TASK GOAL: Show every line of the data below that includes the word "likes".

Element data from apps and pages
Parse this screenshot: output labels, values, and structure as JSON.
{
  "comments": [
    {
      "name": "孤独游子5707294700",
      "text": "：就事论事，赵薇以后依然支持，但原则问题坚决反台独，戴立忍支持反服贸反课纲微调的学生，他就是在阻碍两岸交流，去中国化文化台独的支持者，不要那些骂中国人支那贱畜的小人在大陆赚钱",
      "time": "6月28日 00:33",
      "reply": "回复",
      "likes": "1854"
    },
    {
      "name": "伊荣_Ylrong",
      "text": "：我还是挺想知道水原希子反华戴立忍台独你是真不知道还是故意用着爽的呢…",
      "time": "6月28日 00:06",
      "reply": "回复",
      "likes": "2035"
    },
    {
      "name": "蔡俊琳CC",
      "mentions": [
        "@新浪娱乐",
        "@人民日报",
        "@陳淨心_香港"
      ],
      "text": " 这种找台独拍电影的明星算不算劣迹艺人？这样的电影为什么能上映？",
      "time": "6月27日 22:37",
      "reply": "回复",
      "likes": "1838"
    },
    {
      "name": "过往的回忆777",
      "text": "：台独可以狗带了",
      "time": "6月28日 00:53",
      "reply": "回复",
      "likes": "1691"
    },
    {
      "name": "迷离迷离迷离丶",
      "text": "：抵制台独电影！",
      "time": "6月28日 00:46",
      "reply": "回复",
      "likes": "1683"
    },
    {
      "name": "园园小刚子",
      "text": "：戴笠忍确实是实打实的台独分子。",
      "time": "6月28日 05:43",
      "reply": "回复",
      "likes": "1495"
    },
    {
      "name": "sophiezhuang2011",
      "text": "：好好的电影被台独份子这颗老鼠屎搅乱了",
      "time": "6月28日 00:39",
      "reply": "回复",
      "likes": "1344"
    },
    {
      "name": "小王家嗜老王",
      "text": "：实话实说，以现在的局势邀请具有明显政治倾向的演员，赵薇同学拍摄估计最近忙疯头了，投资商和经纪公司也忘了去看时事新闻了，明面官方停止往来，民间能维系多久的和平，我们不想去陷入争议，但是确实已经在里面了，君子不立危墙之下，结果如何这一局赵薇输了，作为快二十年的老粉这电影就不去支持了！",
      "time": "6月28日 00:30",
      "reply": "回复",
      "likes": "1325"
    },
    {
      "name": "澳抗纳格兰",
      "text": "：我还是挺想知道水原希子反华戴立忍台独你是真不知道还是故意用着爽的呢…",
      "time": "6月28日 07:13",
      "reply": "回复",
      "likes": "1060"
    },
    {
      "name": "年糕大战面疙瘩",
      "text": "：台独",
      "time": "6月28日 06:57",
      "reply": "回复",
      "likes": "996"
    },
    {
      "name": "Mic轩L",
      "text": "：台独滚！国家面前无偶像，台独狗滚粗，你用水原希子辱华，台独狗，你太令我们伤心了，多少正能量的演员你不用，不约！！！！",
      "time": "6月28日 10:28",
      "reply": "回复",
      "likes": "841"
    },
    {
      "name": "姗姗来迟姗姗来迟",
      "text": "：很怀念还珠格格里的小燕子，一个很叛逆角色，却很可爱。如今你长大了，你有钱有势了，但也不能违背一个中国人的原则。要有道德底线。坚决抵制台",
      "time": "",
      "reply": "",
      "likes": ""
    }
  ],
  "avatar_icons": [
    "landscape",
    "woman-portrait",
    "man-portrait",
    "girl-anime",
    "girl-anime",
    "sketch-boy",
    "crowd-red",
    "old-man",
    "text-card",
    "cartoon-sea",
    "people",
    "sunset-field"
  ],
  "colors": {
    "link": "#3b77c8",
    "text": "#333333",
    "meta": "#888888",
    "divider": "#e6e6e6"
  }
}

ANSWER BELOW:
      "likes": "1854"
      "likes": "2035"
      "likes": "1838"
      "likes": "1691"
      "likes": "1683"
      "likes": "1495"
      "likes": "1344"
      "likes": "1325"
      "likes": "1060"
      "likes": "996"
      "likes": "841"
      "likes": ""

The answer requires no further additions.